The Suzuki method is a method of learning the violin invented in the mid-twentieth century by Dr. Shin’ichi Suzuki. It can be used for any instrument but the violin that she has the most fields of application.
Origins of Suzuki method
The Suzuki method is a way of learning to play music. It was invented in the mid-20th century by Dr. Shin’ichi Suzuki. Dr. Suzuki noticed that children pick up their native language very quickly and seldom fail to learn it, so he modelled his method, which he called “Talent Education,” after the process of natural language acquisition. Dr Suzuki believed that every child, if properly taught, was capable of a good level of musical achievement.
The method emphasizes playing from a very young age. Scaled down instrument sizes are used for children studying stringed instruments in order to facilitate this.
In the beginning, learning music by ear is emphasized over reading musical notation. The method also encourages, in addition to individual playing, frequent playing in groups (including playing in unison) and frequent public performance, so that playing is so far as possible natural and enjoyable.
Importance of parents in Suzuki method
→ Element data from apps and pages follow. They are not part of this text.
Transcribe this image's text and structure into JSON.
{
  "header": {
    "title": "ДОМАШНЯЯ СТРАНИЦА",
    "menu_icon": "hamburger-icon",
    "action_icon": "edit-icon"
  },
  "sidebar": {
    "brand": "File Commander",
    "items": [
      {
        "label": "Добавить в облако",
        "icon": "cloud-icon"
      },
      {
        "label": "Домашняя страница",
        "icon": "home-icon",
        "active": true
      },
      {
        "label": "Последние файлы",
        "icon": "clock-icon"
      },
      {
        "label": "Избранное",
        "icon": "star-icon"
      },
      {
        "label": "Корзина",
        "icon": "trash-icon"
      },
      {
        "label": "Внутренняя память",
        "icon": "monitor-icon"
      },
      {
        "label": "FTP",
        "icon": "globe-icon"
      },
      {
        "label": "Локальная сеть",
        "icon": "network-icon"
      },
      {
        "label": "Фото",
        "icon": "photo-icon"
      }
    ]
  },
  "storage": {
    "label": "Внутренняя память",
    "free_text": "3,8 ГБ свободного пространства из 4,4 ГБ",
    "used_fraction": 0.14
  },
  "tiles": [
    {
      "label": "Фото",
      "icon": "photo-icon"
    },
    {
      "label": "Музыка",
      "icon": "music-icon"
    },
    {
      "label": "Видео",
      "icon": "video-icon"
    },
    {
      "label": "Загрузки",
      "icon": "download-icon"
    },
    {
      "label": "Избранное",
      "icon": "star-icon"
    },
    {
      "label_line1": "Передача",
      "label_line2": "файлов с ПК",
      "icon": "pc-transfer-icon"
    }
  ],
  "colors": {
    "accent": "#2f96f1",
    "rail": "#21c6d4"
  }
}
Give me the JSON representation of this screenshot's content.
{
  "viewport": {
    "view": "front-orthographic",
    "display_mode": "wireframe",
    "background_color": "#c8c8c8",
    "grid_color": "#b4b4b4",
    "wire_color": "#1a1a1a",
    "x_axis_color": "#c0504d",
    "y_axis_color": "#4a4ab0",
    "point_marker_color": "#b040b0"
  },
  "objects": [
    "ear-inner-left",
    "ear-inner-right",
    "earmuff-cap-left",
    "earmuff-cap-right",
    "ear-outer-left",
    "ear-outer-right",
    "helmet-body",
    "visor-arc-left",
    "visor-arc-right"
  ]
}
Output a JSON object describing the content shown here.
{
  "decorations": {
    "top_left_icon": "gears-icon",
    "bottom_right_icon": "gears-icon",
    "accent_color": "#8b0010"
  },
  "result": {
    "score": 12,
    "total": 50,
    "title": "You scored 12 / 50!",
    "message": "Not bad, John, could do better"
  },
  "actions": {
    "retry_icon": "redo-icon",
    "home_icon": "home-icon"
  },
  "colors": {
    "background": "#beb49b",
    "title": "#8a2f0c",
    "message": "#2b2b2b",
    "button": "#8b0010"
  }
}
Another important feature of the method is that the parents of the young student are expected to supervise instrument practice every day (instead of leaving the child to practise alone between lessons) and to attend every lesson so as to be able to supervise the practice effectively. It is not necessary for the parent to be able to play as well as the child (or at all); only that the parent knows from the lessons what the child should be doing and how the child should be doing it.
Currently, many teachers of all backgrounds, invite parents to attend their child’s violin lessons : it allows the child to more easily integrate the remarks of his violin teacher in daily practice sessions, to progress quickly and to remember the advices given by the teacher, parents can be musicians or not, since the goal is to retake with the child what was worked with the teacher on a daily basis.
Suzuki method Vs traditional method
The commonest criticisms of the Suzuki method from traditional teachers are the following:
- Compromise sight reading skills.
- Tend towards rote learning at the expense of individual musicianship although a high degree of early technical ability is thereby produced.
So far as the first criticism is concerned, more sight reading exercises are now incorporated. So far as the second is concerned, the Suzuki method should not compromise individual musical development but should facilitate it, both by providing a sound technical base from an early age, and from encouraging the study of the instrument in the first place.
The Suzuki method can be taught on any instrument, although it is most commonly taught on violin.